UPDATE: As of June 6, 2018, Professor Worger informed us that a fellow historian from South Africa, Dr. Chitja Twala, Head of the History Department at the University of the Free State in Bloemfontein, had been awarded a fellowship by the Mellon Foundation that will enable him to spend three months at UCLA in 2019.  Dr. Twala will arrange the digitization of the anti-apartheid posters at the Center for the Study of Political Graphics in Culver City, CA. UCLA’s Young Research Library will then arrange for the uploading and archiving of these posters so that they will be freely available worldwide.

 

Dr. Bill Worger was interviewed by Mike Nguyen, an assistant editor and contributor to LA Social Science.

 

By Professor Ellen Pearlstein, UCLA Information Studies and UCLA/Getty Program in the Conservation of Archaeological and Ethnographic Materials

UCLA recently celebrated the 10th anniversary of the rich collaboration between the Agua Caliente Cultural Museum (ACCM) in Palm Springs and the UCLA/Getty Program in the Conservation of Archaeological and Ethnographic Materials. The first class was taught in collaboration with ACCM in 2007, and the fifth class ended in 2017.

The course, which is required for graduate conservation students in the UCLA/Getty Program, includes collaborations resulting in sharing cultural, technical and analytical expertise among students, ACCM staff, guest basketry weavers, ethnobotanists, curators and community members. Over the past 10 years, a changing ACCM staff, including directors, curators, archivists, tribal board members, and the ACCM Tribal Historic Preservation Officer, have generously shared knowledge with the students about the founding of the museum and its role in the community.

In 2017, the students were joined by conservator ​Özge Gençay Üstün (pictured),
weavers ​Roseann Hamilton and Abe Sanchez (pictured),
and William Pink, curators Bryn Potter and Jan Timbrook (pictured),
Sean Milanovich from Agua Caliente, and Cara Stansberry from ACCM

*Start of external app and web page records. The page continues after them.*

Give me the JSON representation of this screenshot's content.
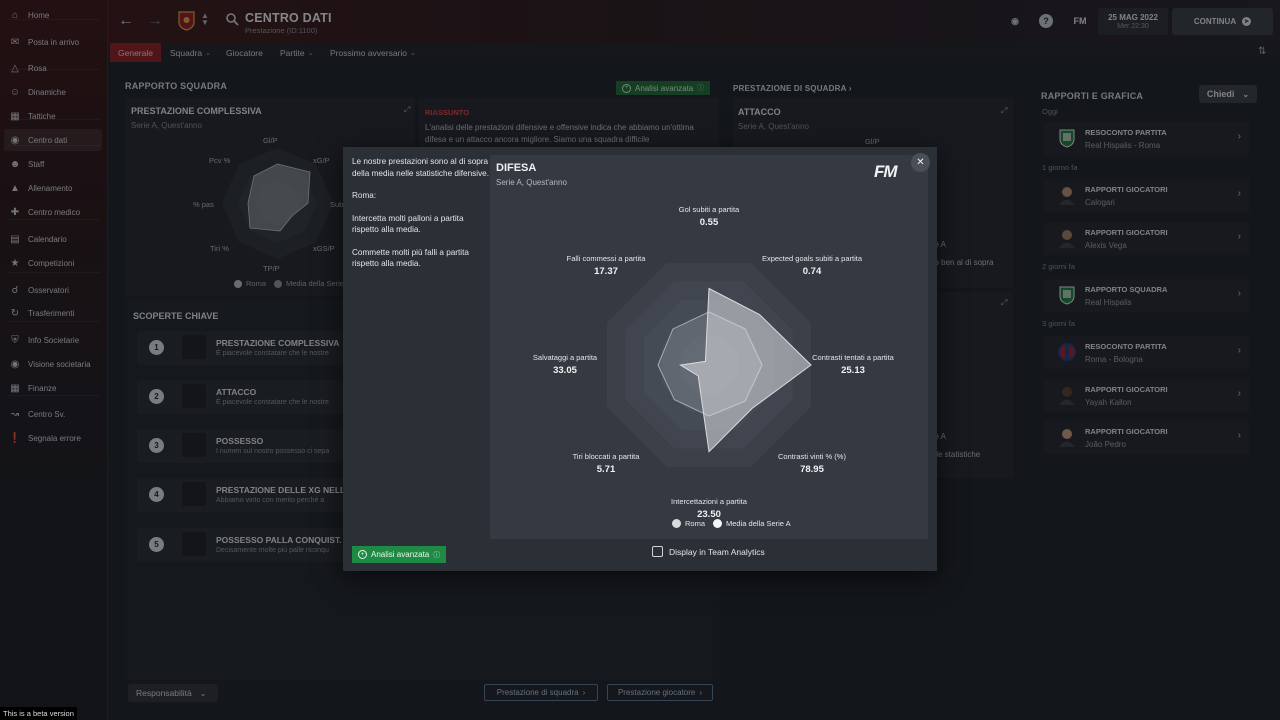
{
  "sidebar": {
    "items": [
      {
        "label": "Home",
        "icon": "home-icon"
      },
      {
        "label": "Posta in arrivo",
        "icon": "inbox-icon"
      },
      {
        "label": "Rosa",
        "icon": "shirt-icon"
      },
      {
        "label": "Dinamiche",
        "icon": "dynamics-icon"
      },
      {
        "label": "Tattiche",
        "icon": "tactics-icon"
      },
      {
        "label": "Centro dati",
        "icon": "data-center-icon"
      },
      {
        "label": "Staff",
        "icon": "staff-icon"
      },
      {
        "label": "Allenamento",
        "icon": "training-icon"
      },
      {
        "label": "Centro medico",
        "icon": "medical-icon"
      },
      {
        "label": "Calendario",
        "icon": "calendar-icon"
      },
      {
        "label": "Competizioni",
        "icon": "trophy-icon"
      },
      {
        "label": "Osservatori",
        "icon": "scouting-icon"
      },
      {
        "label": "Trasferimenti",
        "icon": "transfers-icon"
      },
      {
        "label": "Info Societarie",
        "icon": "club-info-icon"
      },
      {
        "label": "Visione societaria",
        "icon": "club-vision-icon"
      },
      {
        "label": "Finanze",
        "icon": "finances-icon"
      },
      {
        "label": "Centro Sv.",
        "icon": "development-icon"
      },
      {
        "label": "Segnala errore",
        "icon": "report-bug-icon"
      }
    ],
    "beta_note": "This is a beta version"
  },
  "header": {
    "title": "CENTRO DATI",
    "subtitle": "Prestazione (ID:1100)",
    "date": "25 MAG 2022",
    "time": "Mer 22:30",
    "fm_label": "FM",
    "continue_label": "CONTINUA"
  },
  "tabs": [
    {
      "label": "Generale",
      "dropdown": false
    },
    {
      "label": "Squadra",
      "dropdown": true
    },
    {
      "label": "Giocatore",
      "dropdown": false
    },
    {
      "label": "Partite",
      "dropdown": true
    },
    {
      "label": "Prossimo avversario",
      "dropdown": true
    }
  ],
  "left_panel": {
    "section_title": "RAPPORTO SQUADRA",
    "analysis_badge": "Analisi avanzata",
    "overall_title": "PRESTAZIONE COMPLESSIVA",
    "overall_sub": "Serie A, Quest'anno",
    "radar_labels": [
      "Gl/P",
      "xG/P",
      "Sub",
      "xGS/P",
      "TP/P",
      "Tiri %",
      "% pas",
      "Pcv %"
    ],
    "legend_roma": "Roma",
    "legend_media": "Media della Serie",
    "summary_title": "RIASSUNTO",
    "summary_text": "L'analisi delle prestazioni difensive e offensive indica che abbiamo un'ottima difesa e un attacco ancora migliore. Siamo una squadra difficile",
    "key_findings_title": "SCOPERTE CHIAVE",
    "findings": [
      {
        "num": "1",
        "title": "PRESTAZIONE COMPLESSIVA",
        "desc": "È piacevole constatare che le nostre"
      },
      {
        "num": "2",
        "title": "ATTACCO",
        "desc": "È piacevole constatare che le nostre"
      },
      {
        "num": "3",
        "title": "POSSESSO",
        "desc": "I numeri sul nostro possesso ci sepa"
      },
      {
        "num": "4",
        "title": "PRESTAZIONE DELLE XG NELL",
        "desc": "Abbiamo vinto con merito perché a"
      },
      {
        "num": "5",
        "title": "POSSESSO PALLA CONQUIST.",
        "desc": "Decisamente molte più palle riconqu"
      }
    ],
    "responsibility_label": "Responsabilità",
    "team_perf_btn": "Prestazione di squadra",
    "player_perf_btn": "Prestazione giocatore"
  },
  "middle_panel": {
    "section_title": "PRESTAZIONE DI SQUADRA",
    "attack_title": "ATTACCO",
    "attack_sub": "Serie A, Quest'anno",
    "attack_radar_label": "Gl/P",
    "snip_1": "rie A",
    "snip_2": "no ben al di sopra",
    "snip_3": "rie A",
    "snip_4": "alle statistiche"
  },
  "right_panel": {
    "section_title": "RAPPORTI E GRAFICA",
    "ask_label": "Chiedi",
    "groups": [
      {
        "label": "Oggi"
      },
      {
        "label": "1 giorno fa"
      },
      {
        "label": "2 giorni fa"
      },
      {
        "label": "3 giorni fa"
      }
    ],
    "reports": [
      {
        "title": "RESOCONTO PARTITA",
        "sub": "Real Hispalis - Roma",
        "avatar": "real-hispalis-badge-icon"
      },
      {
        "title": "RAPPORTI GIOCATORI",
        "sub": "Calogari",
        "avatar": "player-avatar-icon"
      },
      {
        "title": "RAPPORTI GIOCATORI",
        "sub": "Alexis Vega",
        "avatar": "player-avatar-icon"
      },
      {
        "title": "RAPPORTO SQUADRA",
        "sub": "Real Hispalis",
        "avatar": "real-hispalis-badge-icon"
      },
      {
        "title": "RESOCONTO PARTITA",
        "sub": "Roma - Bologna",
        "avatar": "bologna-badge-icon"
      },
      {
        "title": "RAPPORTI GIOCATORI",
        "sub": "Yayah Kallon",
        "avatar": "player-avatar-icon"
      },
      {
        "title": "RAPPORTI GIOCATORI",
        "sub": "João Pedro",
        "avatar": "player-avatar-icon"
      }
    ]
  },
  "modal": {
    "text": [
      "Le nostre prestazioni sono al di sopra della media nelle statistiche difensive.",
      "Roma:",
      "Intercetta molti palloni a partita rispetto alla media.",
      "Commette molti più falli a partita rispetto alla media."
    ],
    "chart_title": "DIFESA",
    "chart_subtitle": "Serie A, Quest'anno",
    "logo_text": "FM",
    "legend_roma": "Roma",
    "legend_media": "Media della Serie A",
    "analysis_button": "Analisi avanzata",
    "display_checkbox_label": "Display in Team Analytics",
    "display_checked": false
  },
  "chart_data": {
    "type": "radar",
    "title": "DIFESA",
    "subtitle": "Serie A, Quest'anno",
    "metrics": [
      {
        "label": "Gol subiti a partita",
        "value": "0.55",
        "roma": 0.75,
        "media": 0.52
      },
      {
        "label": "Expected goals subiti a partita",
        "value": "0.74",
        "roma": 0.7,
        "media": 0.5
      },
      {
        "label": "Contrasti tentati a partita",
        "value": "25.13",
        "roma": 1.0,
        "media": 0.52
      },
      {
        "label": "Contrasti vinti % (%)",
        "value": "78.95",
        "roma": 0.6,
        "media": 0.5
      },
      {
        "label": "Intercettazioni a partita",
        "value": "23.50",
        "roma": 0.85,
        "media": 0.5
      },
      {
        "label": "Tiri bloccati a partita",
        "value": "5.71",
        "roma": 0.15,
        "media": 0.48
      },
      {
        "label": "Salvataggi a partita",
        "value": "33.05",
        "roma": 0.28,
        "media": 0.5
      },
      {
        "label": "Falli commessi a partita",
        "value": "17.37",
        "roma": 0.05,
        "media": 0.5
      }
    ],
    "series": [
      {
        "name": "Roma"
      },
      {
        "name": "Media della Serie A"
      }
    ],
    "legend": "bottom",
    "colors": {
      "roma": "#d9dbdf",
      "media": "#a6abb3",
      "roma_fill": "rgba(220,222,226,0.55)",
      "media_fill": "rgba(140,146,156,0.35)"
    }
  },
  "colors": {
    "accent_red": "#8c1d22",
    "accent_green": "#1f8a44",
    "link_blue": "#aac2dc"
  }
}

Students complete thorough research, examinations, conservation treatments and re-housing of ACCM objects—primarily baskets—based on discussions with ACCM staff and guest instructors. Both technical knowledge and a clear understanding of tribal museum goals are imparted to the students, which taken together with community input invariably impact conservation decision-making.

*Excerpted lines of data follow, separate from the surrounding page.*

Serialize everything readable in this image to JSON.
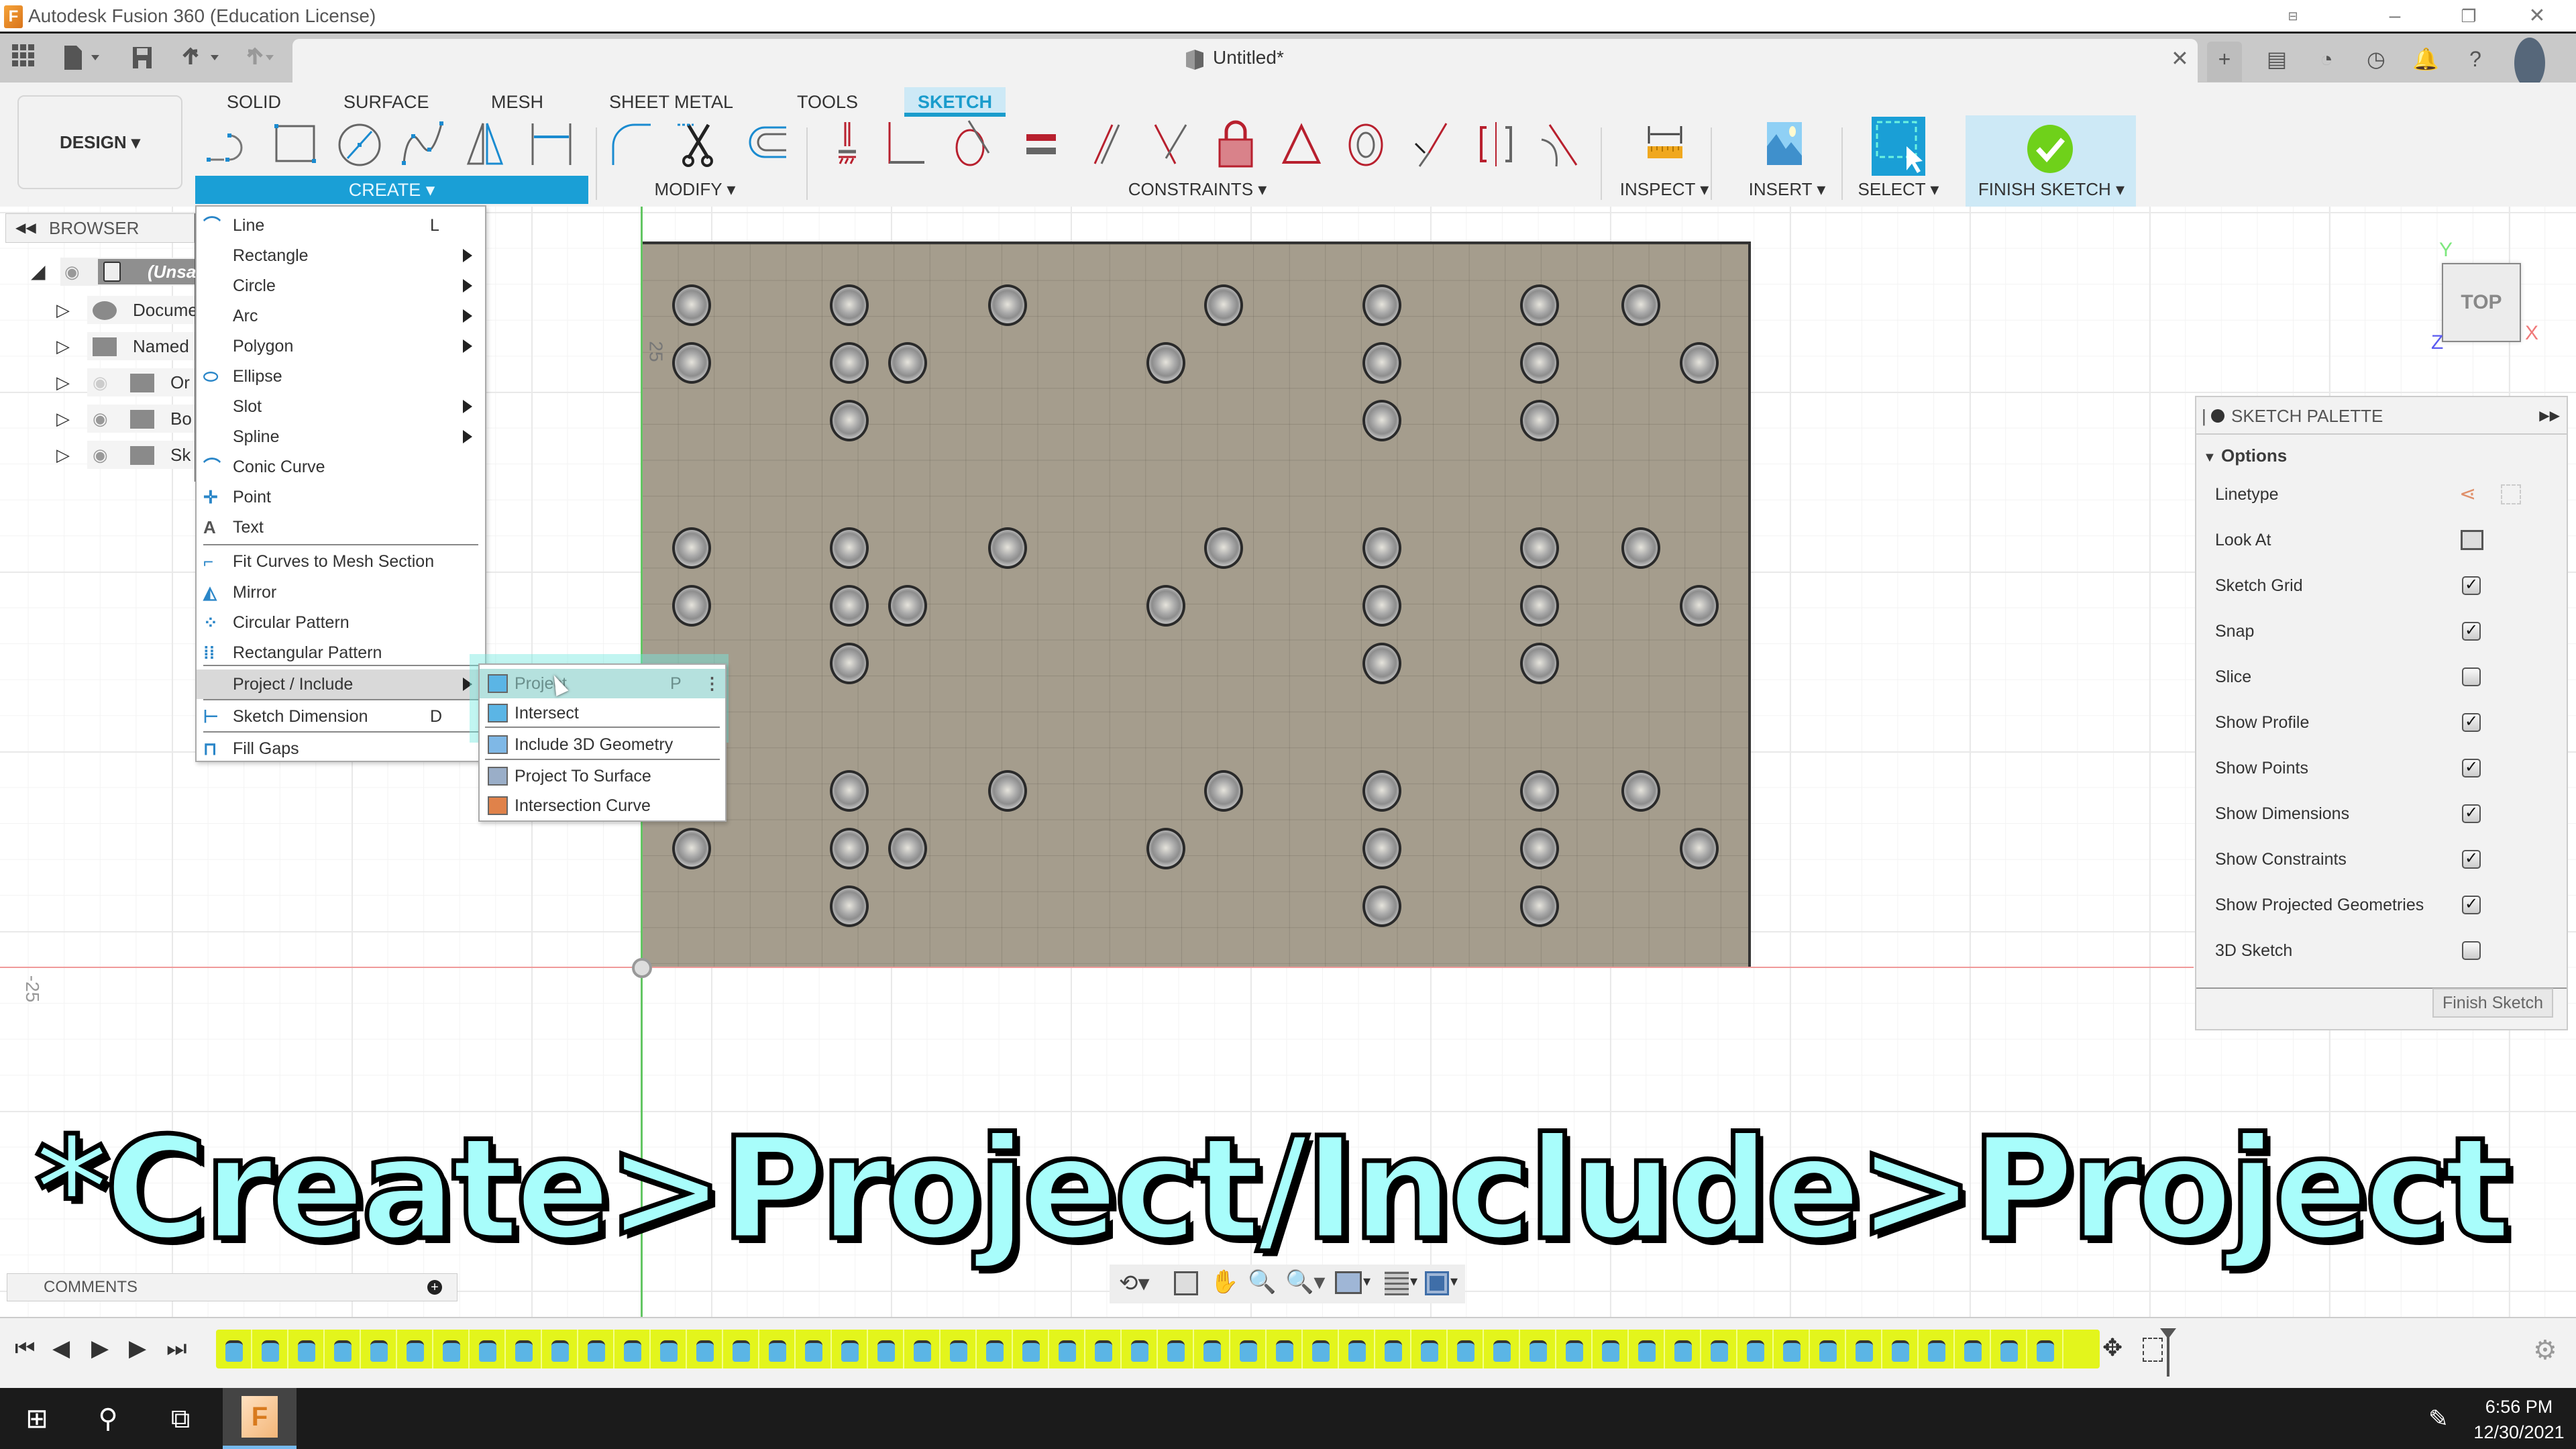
{
  "window": {
    "title": "Autodesk Fusion 360 (Education License)",
    "document_tab": "Untitled*",
    "controls": [
      "minimize",
      "restore",
      "close"
    ]
  },
  "quick_access": {
    "icons": [
      "app-grid-icon",
      "file-icon",
      "save-icon",
      "undo-icon",
      "redo-icon"
    ]
  },
  "right_tools": [
    "new-tab-icon",
    "comments-icon",
    "job-status-icon",
    "history-icon",
    "notifications-icon",
    "help-icon",
    "user-avatar"
  ],
  "workspace": {
    "label": "DESIGN"
  },
  "ribbon_tabs": [
    {
      "label": "SOLID",
      "active": false
    },
    {
      "label": "SURFACE",
      "active": false
    },
    {
      "label": "MESH",
      "active": false
    },
    {
      "label": "SHEET METAL",
      "active": false
    },
    {
      "label": "TOOLS",
      "active": false
    },
    {
      "label": "SKETCH",
      "active": true
    }
  ],
  "ribbon_groups": {
    "create": "CREATE",
    "modify": "MODIFY",
    "constraints": "CONSTRAINTS",
    "inspect": "INSPECT",
    "insert": "INSERT",
    "select": "SELECT",
    "finish": "FINISH SKETCH"
  },
  "colors": {
    "accent": "#1a9fd6",
    "finish_green": "#6fd11a",
    "constraint_red": "#b8202e",
    "overlay_text": "#a8fdfb",
    "plate": "#a59d8d",
    "timeline": "#e3f51c"
  },
  "browser": {
    "title": "BROWSER",
    "items": [
      {
        "label": "(Unsa",
        "icon": "component-icon"
      },
      {
        "label": "Docume",
        "icon": "gear-icon"
      },
      {
        "label": "Named",
        "icon": "folder-icon"
      },
      {
        "label": "Or",
        "icon": "folder-icon"
      },
      {
        "label": "Bo",
        "icon": "folder-icon"
      },
      {
        "label": "Sk",
        "icon": "folder-icon"
      }
    ]
  },
  "create_menu": {
    "items": [
      {
        "label": "Line",
        "shortcut": "L",
        "submenu": false
      },
      {
        "label": "Rectangle",
        "shortcut": "",
        "submenu": true
      },
      {
        "label": "Circle",
        "shortcut": "",
        "submenu": true
      },
      {
        "label": "Arc",
        "shortcut": "",
        "submenu": true
      },
      {
        "label": "Polygon",
        "shortcut": "",
        "submenu": true
      },
      {
        "label": "Ellipse",
        "shortcut": "",
        "submenu": false
      },
      {
        "label": "Slot",
        "shortcut": "",
        "submenu": true
      },
      {
        "label": "Spline",
        "shortcut": "",
        "submenu": true
      },
      {
        "label": "Conic Curve",
        "shortcut": "",
        "submenu": false
      },
      {
        "label": "Point",
        "shortcut": "",
        "submenu": false
      },
      {
        "label": "Text",
        "shortcut": "",
        "submenu": false
      },
      {
        "label": "Fit Curves to Mesh Section",
        "shortcut": "",
        "submenu": false
      },
      {
        "label": "Mirror",
        "shortcut": "",
        "submenu": false
      },
      {
        "label": "Circular Pattern",
        "shortcut": "",
        "submenu": false
      },
      {
        "label": "Rectangular Pattern",
        "shortcut": "",
        "submenu": false
      },
      {
        "label": "Project / Include",
        "shortcut": "",
        "submenu": true,
        "highlighted": true
      },
      {
        "label": "Sketch Dimension",
        "shortcut": "D",
        "submenu": false
      },
      {
        "label": "Fill Gaps",
        "shortcut": "",
        "submenu": false
      }
    ]
  },
  "project_submenu": {
    "items": [
      {
        "label": "Project",
        "shortcut": "P",
        "hovered": true
      },
      {
        "label": "Intersect",
        "shortcut": ""
      },
      {
        "label": "Include 3D Geometry",
        "shortcut": ""
      },
      {
        "label": "Project To Surface",
        "shortcut": ""
      },
      {
        "label": "Intersection Curve",
        "shortcut": ""
      }
    ]
  },
  "canvas": {
    "dimension_label_y": "25",
    "dimension_label_x": "-25",
    "view_cube": {
      "face": "TOP",
      "x": "X",
      "y": "Y",
      "z": "Z"
    }
  },
  "sketch_palette": {
    "title": "SKETCH PALETTE",
    "section": "Options",
    "rows": [
      {
        "label": "Linetype",
        "type": "icons"
      },
      {
        "label": "Look At",
        "type": "icon"
      },
      {
        "label": "Sketch Grid",
        "type": "checkbox",
        "checked": true
      },
      {
        "label": "Snap",
        "type": "checkbox",
        "checked": true
      },
      {
        "label": "Slice",
        "type": "checkbox",
        "checked": false
      },
      {
        "label": "Show Profile",
        "type": "checkbox",
        "checked": true
      },
      {
        "label": "Show Points",
        "type": "checkbox",
        "checked": true
      },
      {
        "label": "Show Dimensions",
        "type": "checkbox",
        "checked": true
      },
      {
        "label": "Show Constraints",
        "type": "checkbox",
        "checked": true
      },
      {
        "label": "Show Projected Geometries",
        "type": "checkbox",
        "checked": true
      },
      {
        "label": "3D Sketch",
        "type": "checkbox",
        "checked": false
      }
    ],
    "finish_button": "Finish Sketch"
  },
  "overlay_caption": "*Create>Project/Include>Project",
  "comments": {
    "label": "COMMENTS"
  },
  "timeline": {
    "feature_count": 51
  },
  "taskbar": {
    "time": "6:56 PM",
    "date": "12/30/2021"
  }
}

Products of this rich collaboration include a faculty and student co-authored article, as well as both a physical and a virtual exhibit describing conservation methods achieved through collaboration, a virtual exhibit that (temporarily unavailable but described here), and a faculty-student publication describing the impact of that virtual exhibit.

In 2009, UCLA Library hosted an exhibit of ACCM items prepared by UCLA/Getty students. This image is the invitation sent out for the opening event.

Between 1983 and 2005, Pearlstein was assistant, associate and senior objects conservator at the Brooklyn Museum in New York. Pearlstein served as an adjunct professor in conservation at the Institute of Fine Arts-Conservation Center at NYU between 1991-2004. In 2005, Pearlstein assumed a faculty position in the UCLA/Getty Program in the Conservation of Archaeological and Ethnographic Material. As a member of the founding faculty, she and her colleagues designed a curriculum, outfitted a laboratory, and Pearlstein began teaching graduate classes in the conservation of organic materials, ethics of working with indigenous communities, preventive conservation and managing collections. In 2008, Pearlstein joined UCLA’s Department of Information Studies, and invited students interested in library, archive, and rare book materials into her preservation and management classes.  Her research includes conservation of featherwork, effects of environmental agents; pre- and post-Hispanic qeros from the Andes; developing diversity within conservation, and curriculum development within conservation education. Pearlstein is an elected Fellow in the American Institute for Conservation and, recently, in the International Institute for Conservation, winner of the AIC Keck award, and President of the Association of North American Gradate Programs in Conservation.